Scored and accompanied by the Matti Bye Ensemble for the 16th Annual San Francisco Silent Film Festival

Although I didn’t get out to many repertory screenings this year, I made a point of attending as many of the SF Silent Film Festival programs as possible. This year’s offerings were especially eclectic, both cinematically and musically. As was the case last year, the films scored by Sweden’s Matti Bye Ensemble stood out for me as the epitome of how music and image can combine to create a totally immersive experience.

The Ensemble (Matti Bye, Kristian Holmgren, Lotta Johannson, Mattias Olsson), did an Artist’s Residency at the Headlands Center for Arts earlier in the year, where they spent a month composing completely new scores for the three films. At the end of the residency, the musicians gave a presentation where they described their process and played sections of the scores in progress. What made the greatest impression on me during this talk was the emphasis, not only on the technical aspects of the music, which was stunning, but the effort to express musically the psychological and emotional life of the characters in the films.

The three films were linked (perhaps intentionally) by imagery and theme: Two of them took place in harsh, frozen environments, and all three depicted man’s struggle to survive his circumstances. There was also a uniting theme of man’s relationship to animals, which seemed unusual in silent film: comic penguins and tragic ponies in The Great White Silence; otherworldly reindeer in The Blizzard; a murderous lion in He Who Gets Slapped, which channels “He’s” rage to terrifying effect.

The Great White Silence, which depicts the doomed South Pole Expedition of Captain Scott, included some breath-taking, nearly surreal imagery of ocean, waves, icebergs, and glaciers. The orchestration (Matti, Kristian and Lotta accompanied by two string musicians and Kristian’s home-made wind machine) captured the poignancy of the men’s efforts to reach their goal, and the futility of human striving in the face of implacable Nature. A foreshadowing came at the moment when, as their ship approached the Antarctic, a huge iceberg hove into view. At that moment, even though he’d watched the film dozens of times, Bye said he “felt the iceberg.” I think we all did.
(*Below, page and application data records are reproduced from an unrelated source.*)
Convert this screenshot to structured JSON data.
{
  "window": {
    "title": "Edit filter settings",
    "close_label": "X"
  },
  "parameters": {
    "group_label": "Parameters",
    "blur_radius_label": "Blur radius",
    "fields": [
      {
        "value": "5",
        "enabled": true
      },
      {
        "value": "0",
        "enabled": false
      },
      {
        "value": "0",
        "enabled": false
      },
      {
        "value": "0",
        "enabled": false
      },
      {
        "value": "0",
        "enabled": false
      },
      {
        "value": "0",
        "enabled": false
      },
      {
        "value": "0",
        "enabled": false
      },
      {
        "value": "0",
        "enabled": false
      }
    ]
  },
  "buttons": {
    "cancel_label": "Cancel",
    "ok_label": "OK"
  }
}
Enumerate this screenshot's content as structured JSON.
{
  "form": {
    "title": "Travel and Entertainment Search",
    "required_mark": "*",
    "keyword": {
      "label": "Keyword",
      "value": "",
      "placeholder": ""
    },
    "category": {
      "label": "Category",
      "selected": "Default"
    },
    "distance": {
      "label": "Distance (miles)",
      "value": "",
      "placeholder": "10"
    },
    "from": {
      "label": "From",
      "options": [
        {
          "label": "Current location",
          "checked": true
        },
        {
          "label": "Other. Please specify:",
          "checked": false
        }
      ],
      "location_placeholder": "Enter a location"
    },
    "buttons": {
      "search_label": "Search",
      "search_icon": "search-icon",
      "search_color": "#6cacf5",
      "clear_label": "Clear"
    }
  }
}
The Blizzard was a mythic, and again, tragic fable of a man who again runs into difficulties when he ventures into uncharted territory, in this case, Lapland. This film doesn’t end with death, but madness. Some of the film’s truly magical moments included a circus pony that would pull its wagon only when accompanied by harmonica; a wise woman/witch/goddess who appeared in a sled pulled by two bears, and a hallucinatory reindeer, who appears to the hero in complete silence as he lies on a snow bank, near death. The musicians portrayed these moments with great delicacy, humor and emotion.

He Who Gets Slapped, the legendary Lon Chaney drama, was scored completely differently than other Matti Bye-scored films I’ve seen to date. Strings were dispensed with entirely, replaced by the amazing percussionist Mattias Olsson. The score often worked counter to the images, to emphasize the tragic, ironic elements of the film, and was relentlessly dark. Even the romantic moments between Norma Shearer and John Gilbert were treated with the same darkness, indicating that their happiness was doomed. The climax of the film, when the villains are trapped in a room with a man-eating lion, was so intense I think I stopped breathing.

I can’t wait to see what next year’s festival will bring from Matti Bye and his incredibly talented Ensemble!


  1. I, too, enjoyed the Mattie Bye ensemble playing along to He Who Gets Slapped, and I was lucky enough to catch the band playing live the next night at a bar near my house in Oakland. (Love ya, Bay Area.)

    Their drummer Mattias Olsson is insanely amazing, and after those incredible July performances I started following his Roth Händle Studios on Facebook. Thru their updates I found out Mattie Bye were performing along with von Stroheim's Greed in Stockholm this past Tuesday!!! They posted a clip on YouTube of the band soundchecking for the performance, which was enough to give me goosebumps.

    I hope SFSFF can bring this experience to us in San Francisco; it would be pure perfection.

    Victoria, thanks for reminding me how exciting and amazing this band is. I love that there are still musicians that get a real kick out of performing with silent film.

  2. Wow I'd love to hear their take on Greed at the Castro! Thanks for the tip!